Beer to me represents a friendly part of our culture. A long necked brown bottle dripping with frosty sweat reminds me of a hot summer’s day. It went well with burgers and sausage on the grill. Every backyard had a metal tub filled with beer, soda and ice. My parents only approved of my drinking a soda but I longed for the time when I’d be old enough to drink legally. I also wondered if one of my relatives might help me achieve this rite of passage before the age of eighteen. Would it be my Dad, my uncle Sammy or my uncle Harold? He was German and knew more about beer than anybody.

Of course I carried on this conversation with my friends Artie Francheschini and Frankie Garafalo. While walking down Butternut Street one very hot summer day the three of us stopped at the Haberle Brewing building. The doors were open to cool down the workers and the building. This was an era before the air conditioned work place. We were fascinated by the hustle and bustle of the workers. It was a noisy work place were one had to shout to be heard even if the other person was close. As I look back through the eye of my youth it was like a scene from the old Charlie Chaplin movie Modern Times . Men in sweaty sleeveless undershirts moved in quick herky-jerky motions. They were lifting, pushing and yelling out commands above the noise.
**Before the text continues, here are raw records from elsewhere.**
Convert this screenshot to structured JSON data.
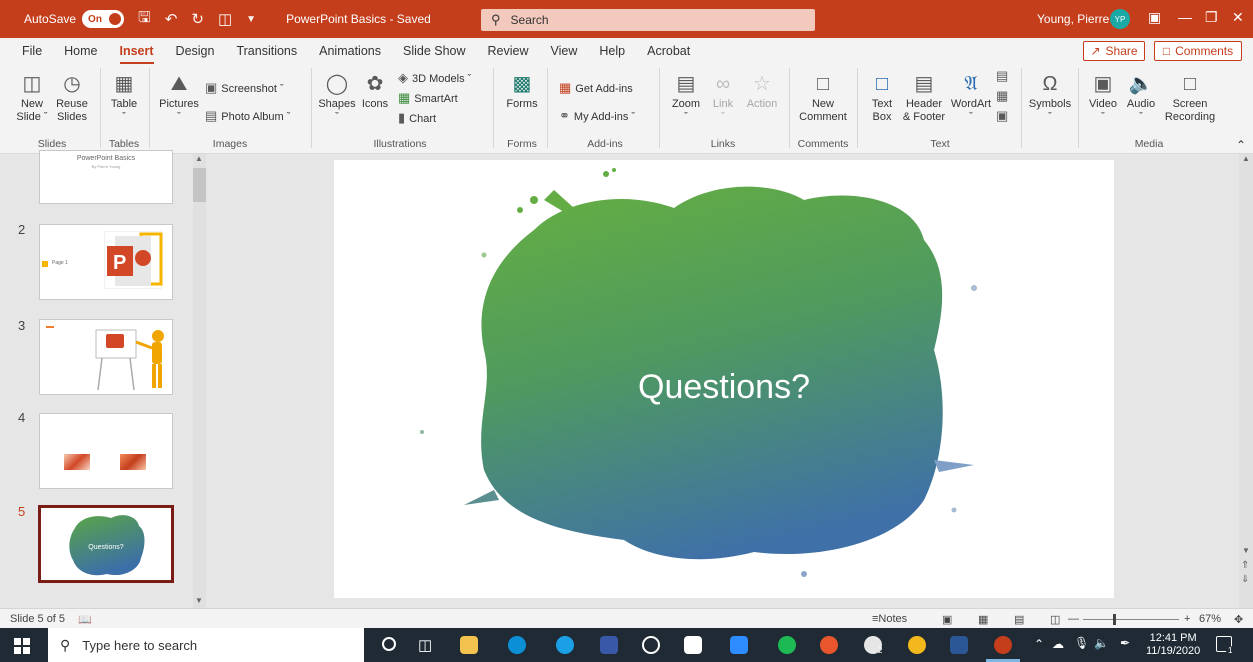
{
  "titlebar": {
    "autosave_label": "AutoSave",
    "autosave_state": "On",
    "doc_title": "PowerPoint Basics - Saved",
    "search_placeholder": "Search",
    "user_name": "Young, Pierre",
    "user_initials": "YP"
  },
  "tabs": [
    "File",
    "Home",
    "Insert",
    "Design",
    "Transitions",
    "Animations",
    "Slide Show",
    "Review",
    "View",
    "Help",
    "Acrobat"
  ],
  "active_tab": "Insert",
  "share_label": "Share",
  "comments_label": "Comments",
  "ribbon": {
    "new_slide": [
      "New",
      "Slide"
    ],
    "reuse_slides": [
      "Reuse",
      "Slides"
    ],
    "table": "Table",
    "pictures": "Pictures",
    "screenshot": "Screenshot",
    "photo_album": "Photo Album",
    "shapes": "Shapes",
    "icons": "Icons",
    "models_3d": "3D Models",
    "smartart": "SmartArt",
    "chart": "Chart",
    "forms": "Forms",
    "get_addins": "Get Add-ins",
    "my_addins": "My Add-ins",
    "zoom": "Zoom",
    "link": "Link",
    "action": "Action",
    "new_comment": [
      "New",
      "Comment"
    ],
    "text_box": [
      "Text",
      "Box"
    ],
    "header_footer": [
      "Header",
      "& Footer"
    ],
    "wordart": "WordArt",
    "symbols": "Symbols",
    "video": "Video",
    "audio": "Audio",
    "screen_recording": [
      "Screen",
      "Recording"
    ],
    "groups": {
      "slides": "Slides",
      "tables": "Tables",
      "images": "Images",
      "illustrations": "Illustrations",
      "forms": "Forms",
      "addins": "Add-ins",
      "links": "Links",
      "comments": "Comments",
      "text": "Text",
      "media": "Media"
    }
  },
  "thumbnails": {
    "slide1_title": "PowerPoint Basics",
    "slide1_sub": "By Pierre Young",
    "slide2_label": "Page 1",
    "slide5_text": "Questions?",
    "numbers": [
      "2",
      "3",
      "4",
      "5"
    ]
  },
  "slide": {
    "title": "Questions?"
  },
  "statusbar": {
    "slide_counter": "Slide 5 of 5",
    "notes": "Notes",
    "zoom_level": "67%",
    "zoom_fraction": 0.67
  },
  "taskbar": {
    "search_placeholder": "Type here to search",
    "time": "12:41 PM",
    "date": "11/19/2020",
    "notification_count": "1",
    "xbox_badge": "2"
  }
}
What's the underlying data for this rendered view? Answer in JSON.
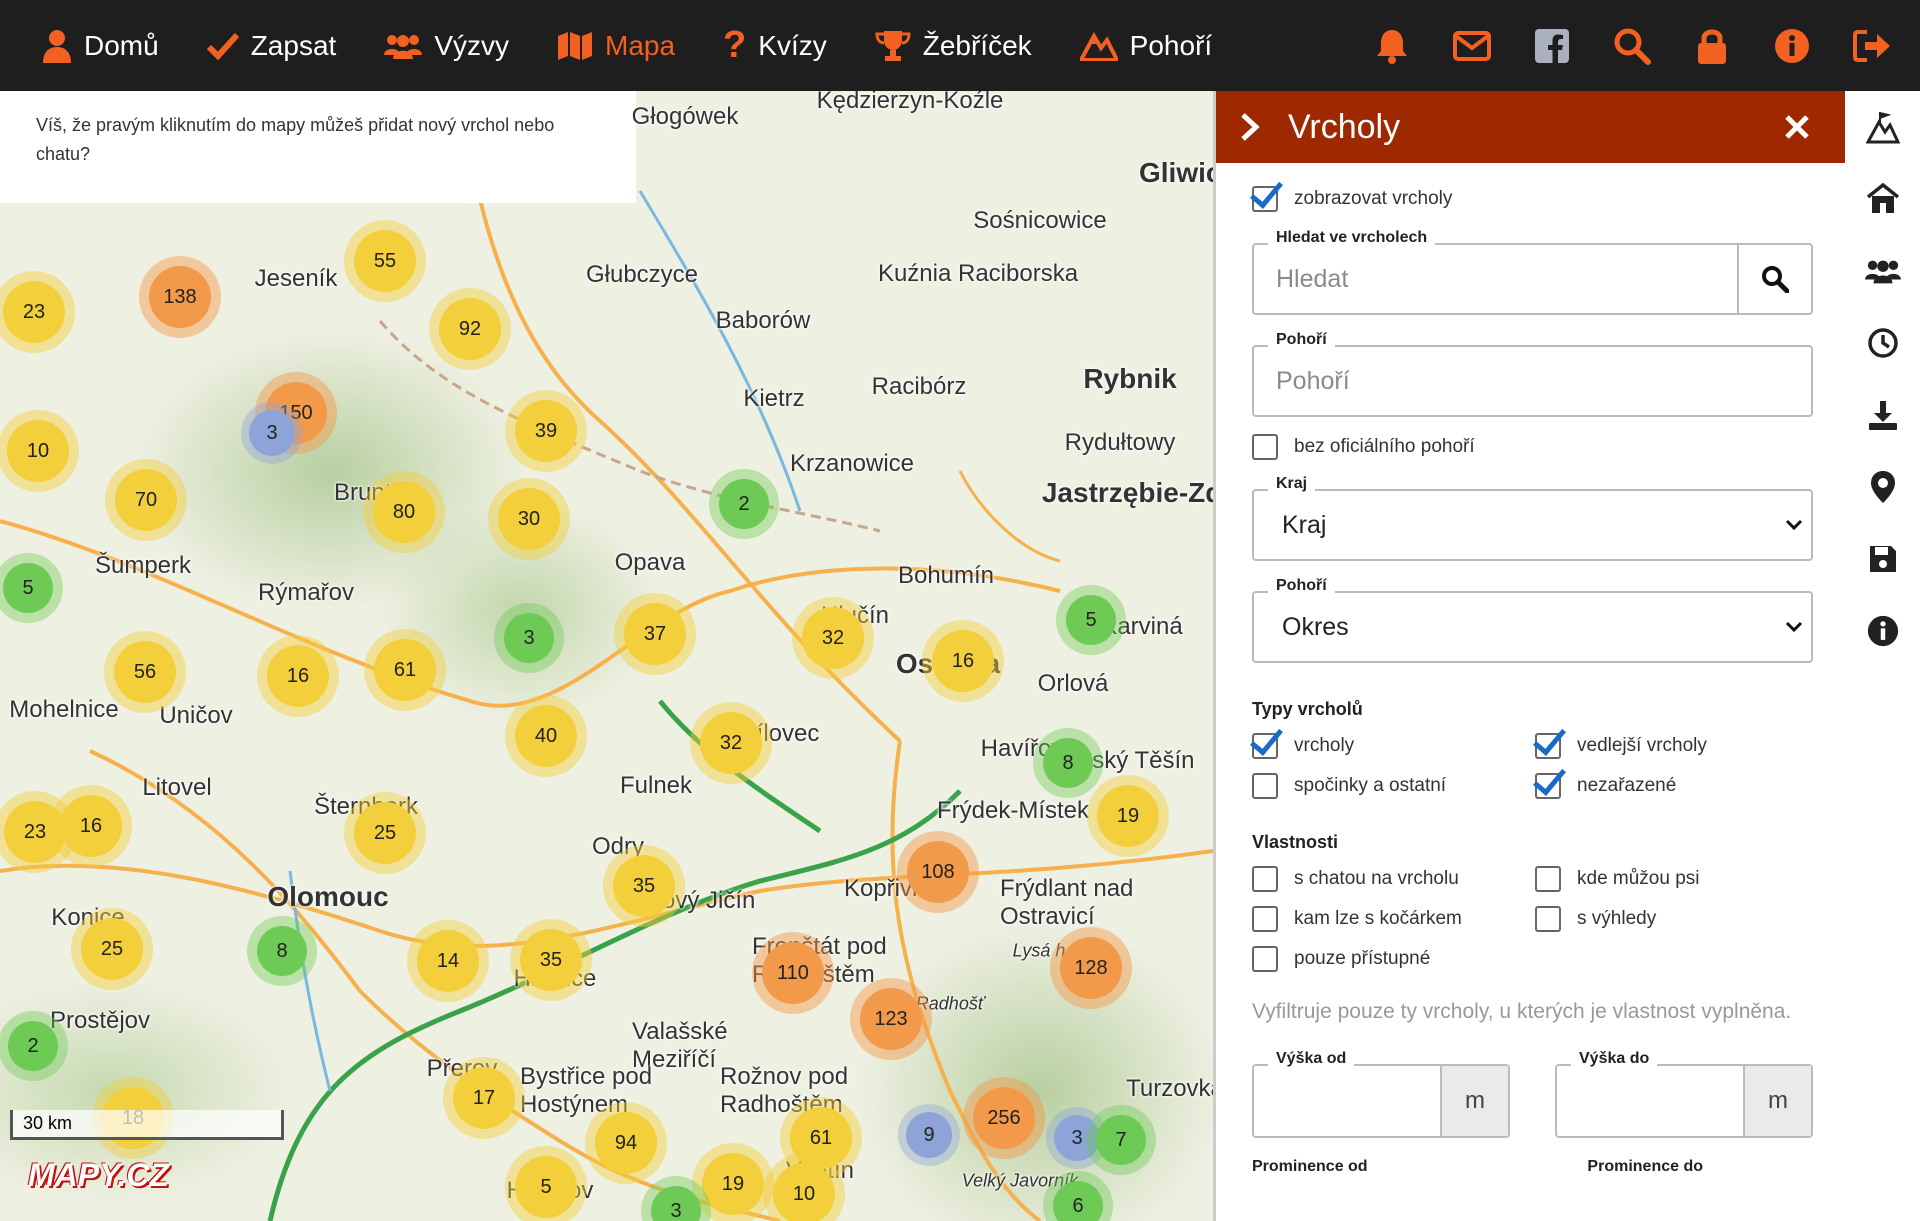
{
  "nav": {
    "items": [
      {
        "label": "Domů",
        "icon": "user-icon"
      },
      {
        "label": "Zapsat",
        "icon": "check-icon"
      },
      {
        "label": "Výzvy",
        "icon": "users-icon"
      },
      {
        "label": "Mapa",
        "icon": "map-icon",
        "active": true
      },
      {
        "label": "Kvízy",
        "icon": "question-icon"
      },
      {
        "label": "Žebříček",
        "icon": "trophy-icon"
      },
      {
        "label": "Pohoří",
        "icon": "mountains-icon"
      }
    ],
    "right_icons": [
      "bell-icon",
      "envelope-icon",
      "facebook-icon",
      "search-icon",
      "lock-icon",
      "info-icon",
      "logout-icon"
    ],
    "accent": "#f26122",
    "bg": "#1e1e1e"
  },
  "map": {
    "tip": "Víš, že pravým kliknutím do mapy můžeš přidat nový vrchol nebo chatu?",
    "scale": "30 km",
    "logo": "MAPY.CZ",
    "places": [
      "Głogówek",
      "Kędzierzyn-Koźle",
      "Gliwice",
      "Sośnicowice",
      "Kuźnia Raciborska",
      "Głubczyce",
      "Baborów",
      "Racibórz",
      "Rybnik",
      "Kietrz",
      "Rydułtowy",
      "Krzanowice",
      "Jastrzębie-Zdrój",
      "Jeseník",
      "Bruntál",
      "Opava",
      "Bohumín",
      "Šumperk",
      "Rýmařov",
      "Hlučín",
      "Ostrava",
      "Orlová",
      "Karviná",
      "Mohelnice",
      "Uničov",
      "Bílovec",
      "Havířov",
      "Český Těšín",
      "Litovel",
      "Fulnek",
      "Šternberk",
      "Frýdek-Místek",
      "Odry",
      "Nový Jičín",
      "Kopřivnice",
      "Frýdlant nad Ostravicí",
      "Olomouc",
      "Konice",
      "Hranice",
      "Frenštát pod Radhoštěm",
      "Prostějov",
      "Valašské Meziříčí",
      "Přerov",
      "Bystřice pod Hostýnem",
      "Rožnov pod Radhoštěm",
      "Vsetín",
      "Holešov",
      "Turzovka",
      "Velký Javorník",
      "Radhošť",
      "Lysá hora"
    ],
    "clusters": [
      138,
      55,
      92,
      23,
      150,
      3,
      10,
      39,
      70,
      80,
      30,
      2,
      5,
      56,
      16,
      61,
      3,
      37,
      32,
      16,
      5,
      40,
      32,
      8,
      19,
      23,
      16,
      25,
      35,
      108,
      8,
      14,
      35,
      110,
      123,
      128,
      25,
      2,
      17,
      94,
      61,
      256,
      3,
      7,
      5,
      19,
      10,
      9,
      18,
      6,
      3
    ]
  },
  "panel": {
    "title": "Vrcholy",
    "show_peaks": "zobrazovat vrcholy",
    "search_legend": "Hledat ve vrcholech",
    "search_placeholder": "Hledat",
    "range_legend": "Pohoří",
    "range_placeholder": "Pohoří",
    "no_range": "bez oficiálního pohoří",
    "region_legend": "Kraj",
    "region_value": "Kraj",
    "district_legend": "Pohoří",
    "district_value": "Okres",
    "types_title": "Typy vrcholů",
    "types": [
      {
        "label": "vrcholy",
        "checked": true
      },
      {
        "label": "vedlejší vrcholy",
        "checked": true
      },
      {
        "label": "spočinky a ostatní",
        "checked": false
      },
      {
        "label": "nezařazené",
        "checked": true
      }
    ],
    "props_title": "Vlastnosti",
    "props": [
      {
        "label": "s chatou na vrcholu",
        "checked": false
      },
      {
        "label": "kde můžou psi",
        "checked": false
      },
      {
        "label": "kam lze s kočárkem",
        "checked": false
      },
      {
        "label": "s výhledy",
        "checked": false
      },
      {
        "label": "pouze přístupné",
        "checked": false
      }
    ],
    "props_note": "Vyfiltruje pouze ty vrcholy, u kterých je vlastnost vyplněna.",
    "height_from": "Výška od",
    "height_to": "Výška do",
    "unit": "m",
    "prom_from": "Prominence od",
    "prom_to": "Prominence do",
    "header_color": "#9e2900"
  },
  "rail": {
    "icons": [
      "peaks-icon",
      "hut-icon",
      "group-icon",
      "clock-icon",
      "download-icon",
      "pin-icon",
      "save-icon",
      "info-icon"
    ]
  }
}
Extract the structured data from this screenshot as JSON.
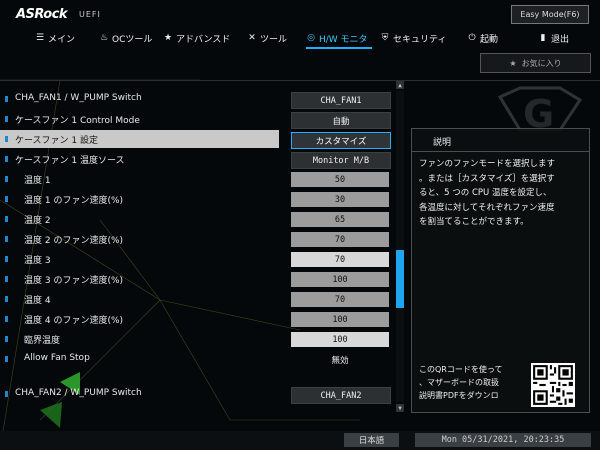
{
  "header": {
    "logo": "ASRock",
    "uefi": "UEFI",
    "easy_mode_label": "Easy Mode(F6)"
  },
  "nav": {
    "items": [
      {
        "label": "メイン",
        "icon": "list-icon"
      },
      {
        "label": "OCツール",
        "icon": "flame-icon"
      },
      {
        "label": "アドバンスド",
        "icon": "star-icon"
      },
      {
        "label": "ツール",
        "icon": "tools-icon"
      },
      {
        "label": "H/W モニタ",
        "icon": "monitor-icon"
      },
      {
        "label": "セキュリティ",
        "icon": "shield-icon"
      },
      {
        "label": "起動",
        "icon": "power-icon"
      },
      {
        "label": "退出",
        "icon": "exit-icon"
      }
    ],
    "active_index": 4
  },
  "favorites_label": "お気に入り",
  "settings": {
    "rows": [
      {
        "label": "CHA_FAN1 / W_PUMP Switch",
        "value": "CHA_FAN1",
        "style": "btn"
      },
      {
        "label": "ケースファン 1 Control Mode",
        "value": "自動",
        "style": "btn"
      },
      {
        "label": "ケースファン 1 設定",
        "value": "カスタマイズ",
        "style": "sel",
        "selected": true
      },
      {
        "label": "ケースファン 1 温度ソース",
        "value": "Monitor M/B",
        "style": "btn"
      },
      {
        "label": "温度 1",
        "value": "50",
        "style": "num",
        "indent": true
      },
      {
        "label": "温度 1 のファン速度(%)",
        "value": "30",
        "style": "num",
        "indent": true
      },
      {
        "label": "温度 2",
        "value": "65",
        "style": "num",
        "indent": true
      },
      {
        "label": "温度 2 のファン速度(%)",
        "value": "70",
        "style": "num",
        "indent": true
      },
      {
        "label": "温度 3",
        "value": "70",
        "style": "bright",
        "indent": true
      },
      {
        "label": "温度 3 のファン速度(%)",
        "value": "100",
        "style": "num",
        "indent": true
      },
      {
        "label": "温度 4",
        "value": "70",
        "style": "num",
        "indent": true
      },
      {
        "label": "温度 4 のファン速度(%)",
        "value": "100",
        "style": "num",
        "indent": true
      },
      {
        "label": "臨界温度",
        "value": "100",
        "style": "bright",
        "indent": true
      },
      {
        "label": "Allow Fan Stop",
        "value": "無効",
        "style": "plain",
        "indent": true
      },
      {
        "label": "CHA_FAN2 / W_PUMP Switch",
        "value": "CHA_FAN2",
        "style": "btn",
        "gap": true
      }
    ]
  },
  "description": {
    "title": "説明",
    "lines": [
      "ファンのファンモードを選択します",
      "。または［カスタマイズ］を選択す",
      "ると、5 つの CPU 温度を設定し、",
      "各温度に対してそれぞれファン速度",
      "を割当てることができます。"
    ],
    "qr_lines": [
      "このQRコードを使って",
      "、マザーボードの取扱",
      "説明書PDFをダウンロ"
    ]
  },
  "footer": {
    "language": "日本語",
    "datetime": "Mon 05/31/2021, 20:23:35"
  },
  "colors": {
    "accent": "#1fb0ff",
    "background": "#05080a",
    "bullet": "#1e88c9"
  }
}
The process that interested us most was the bottling assembly line. Brown glass bottles moved along a track lined with steel rollers. Empty bottles went through a series of start-stop movements first to be filled with the brew of the day then to have the bottle cap pressed tight. Once filled and capped the bottles moved to the end of the assembly line where they were loaded into thick cardboard cases. All the workers had to work quickly to keep up with the pace of the machine. Artie noticed that many of the men were struggling with the heat and the fast pace of the work. One thing all three of us noticed was how the line of beer filled bottles curved close to the open door where we were standing. Several times one of the work men would warn us to stand back away from the door.

It occurred to Frankie first, “Hey, we can just grab a bottle, run fast and they’ll never catch us.” Artie and I just laughed. The workmen looked at us suspiciously. We stepped away from the door and huddled up to concoct a plan. Timing our move was the biggest challenge. The assembly line had a start-stop rhythm. We had to time our run to get to the line just as it stopped then snatch a bottle and run. Empowered by the thrill of getting away with something we waited for the closest workman to turn his back toward us. Then in Keystone Cops fashion we tripped and stumbled over each other while lunging for the beer.

Our timing was off, the assembling line was still moving when we got there. I couldn’t get my bottle out of the chute, neither could Artie or Frankie.  The brewery workers were faster than we thought. The burly sweaty guys just picked us up and escorted us out the door. “If we ever see you guys here again were calling the cops.” said one of the workers. “Oh no”, I thought, “my Uncle Harold is a cop. I hope he doesn’t find out.” We rolled around laughing at each other for a long time before we moved on to the next foolish idea.


Comments (2)

  1. Dolores

    Awesome memories of a young boy with a conscious .

  2. Joe Russo

    Thank you Dolores. I guess my Momma raised me right.